The Necessary Stage has a long history of creating theatre based on social issues, from its 1987 forum theatre treatment of interracial love in Mixed Blessings to its dramatisation of first-hand disaster accounts last year in Boxing Day: The Tsunami Project, which featured Southeast Asian actors who were to become part of the present international collaborative team. Nor is TNS only extending its international reach among the participant nations of Mobile - last year also saw the cross-Causeway production, Separation 40, which discussed Singapore-Malaysia relations with a cast, script and direction based in both countries.

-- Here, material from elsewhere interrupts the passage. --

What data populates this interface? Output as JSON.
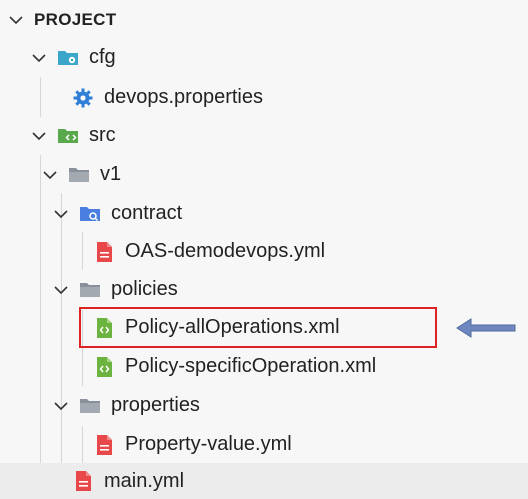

This current project, however, is especially important, being the culmination of efforts between artists of four countries. I'm adamant that it should be seen by people in more cities than just Singapore and Kuala Lumpur, which viewed it during this run.

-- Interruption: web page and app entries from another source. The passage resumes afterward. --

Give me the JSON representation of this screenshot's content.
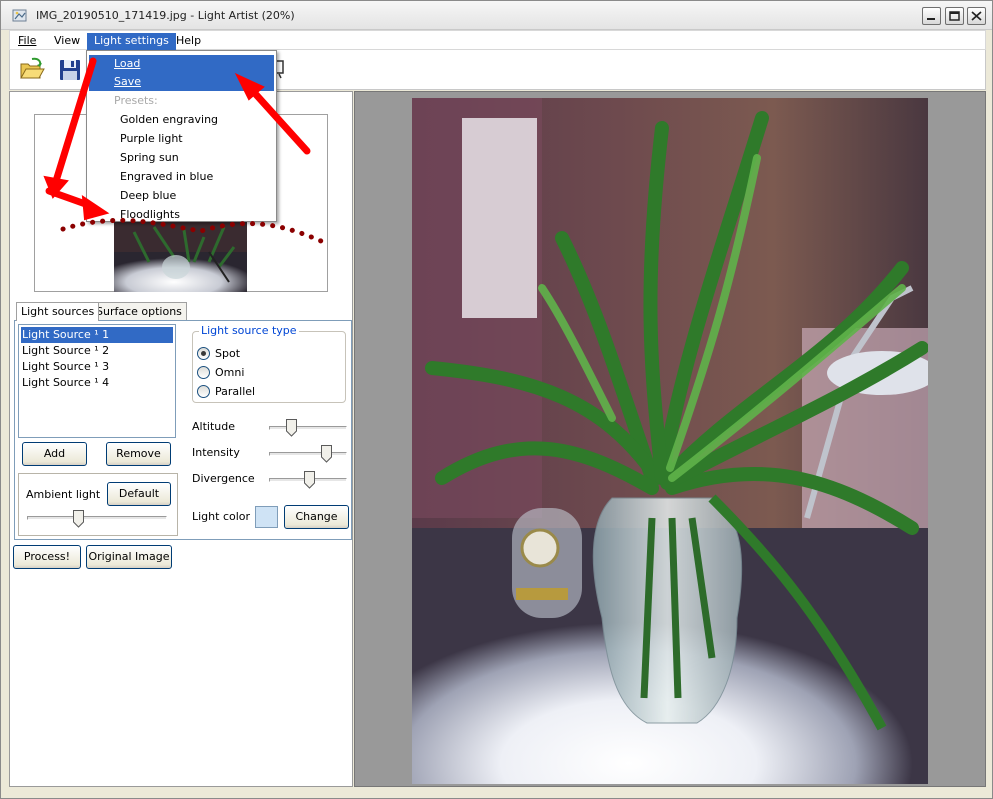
{
  "window": {
    "title": "IMG_20190510_171419.jpg - Light Artist (20%)",
    "buttons": [
      "minimize",
      "maximize",
      "close"
    ]
  },
  "menubar": {
    "items": [
      {
        "label": "File"
      },
      {
        "label": "View"
      },
      {
        "label": "Light settings"
      },
      {
        "label": "Help"
      }
    ]
  },
  "toolbar": {
    "buttons": [
      {
        "name": "open-folder-icon"
      },
      {
        "name": "save-floppy-icon"
      }
    ]
  },
  "dropdown": {
    "items": [
      {
        "label": "Load",
        "state": "highlighted"
      },
      {
        "label": "Save",
        "state": "highlighted"
      },
      {
        "label": "Presets:",
        "state": "disabled"
      },
      {
        "label": "Golden engraving"
      },
      {
        "label": "Purple light"
      },
      {
        "label": "Spring sun"
      },
      {
        "label": "Engraved in blue"
      },
      {
        "label": "Deep blue"
      },
      {
        "label": "Floodlights"
      }
    ]
  },
  "tabs": {
    "light_sources": "Light sources",
    "surface_options": "Surface options"
  },
  "light_sources": {
    "items": [
      "Light Source ¹ 1",
      "Light Source ¹ 2",
      "Light Source ¹ 3",
      "Light Source ¹ 4"
    ],
    "selected_index": 0,
    "add_label": "Add",
    "remove_label": "Remove"
  },
  "ambient": {
    "label": "Ambient light",
    "default_label": "Default",
    "level": 0.36
  },
  "light_source_type": {
    "title": "Light source type",
    "options": [
      "Spot",
      "Omni",
      "Parallel"
    ],
    "selected": "Spot"
  },
  "params": {
    "altitude_label": "Altitude",
    "altitude_level": 0.25,
    "intensity_label": "Intensity",
    "intensity_level": 0.78,
    "divergence_label": "Divergence",
    "divergence_level": 0.52,
    "light_color_label": "Light color",
    "light_color": "#cfe3f5",
    "change_label": "Change"
  },
  "actions": {
    "process_label": "Process!",
    "original_label": "Original Image"
  },
  "colors": {
    "selection": "#316ac5",
    "annotation_arrow": "#ff0000",
    "annotation_dots": "#8b0000"
  }
}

In retrospect, one must give kudos to Ong Keng Sen for first envisioning a pan-Asian theatre with his 1997 cross-cultural project Lear. But one must also be grateful for our subsequent impetus to progress from his obsession with antique Asian art forms to also embrace contemporary society, investigating how the communities around us are changing right now. Mobile thus joins TheatreWorks's Geisha and W!ld Rice's Second Link in the creation of a new Singapore theatre, one that recognises our contingent situation in the complex, mutant landscape of a developing continent. Though we're small, we can have a part in investigating and defining the culture of today's Asia - just as we did with our own national culture, not so long ago.

"The play's new focus forces us to examine ourselves in the context of the oppressor rather than to mistakenly adopt the self-righteous label of the oppressed"


Concept: Alvin Tan

Directors: Alvin Tan and Tatsuo Kaneshita

Head Writer: Haresh Sharma

Writers: Narumol Thammapruksa, Rody Vera and Tatsuo Kaneshita

Set Designer: Vincent Lim

Multimedia Designer: Brian Gothong Tan

Lighting Designer: Naomi 'Shoko' Matsumoto

Associate Lighting Designer: James Tan

Choreographer: Kuo Jing Hong

Production and Technical Manager: Isis Koh

Stage Manager: Elnie Suhumastri Bte Mashari

Performers: Reina Kakudate, Tatsuya Kataoka, Rody Vera, Mailes Kanapi, Jarunun Phantachat, Narumol Thammapruksa, Pradit Prasartthong, Aidli Alin Mosbit, and Chua Enlai

More Reviews of Productions by The Necessary Stage

More Reviews by Ng Yi-Sheng

Ratings out of 5, based on Practitioner's Vision / Reviewer's Response: ***** = Transcendent / Rapturous;
**** = Crystal / Appreciative; *** = Transmitted / Thoughtful; ** = Vague / Unsatisfied; * = Uncommunicated / Mystified.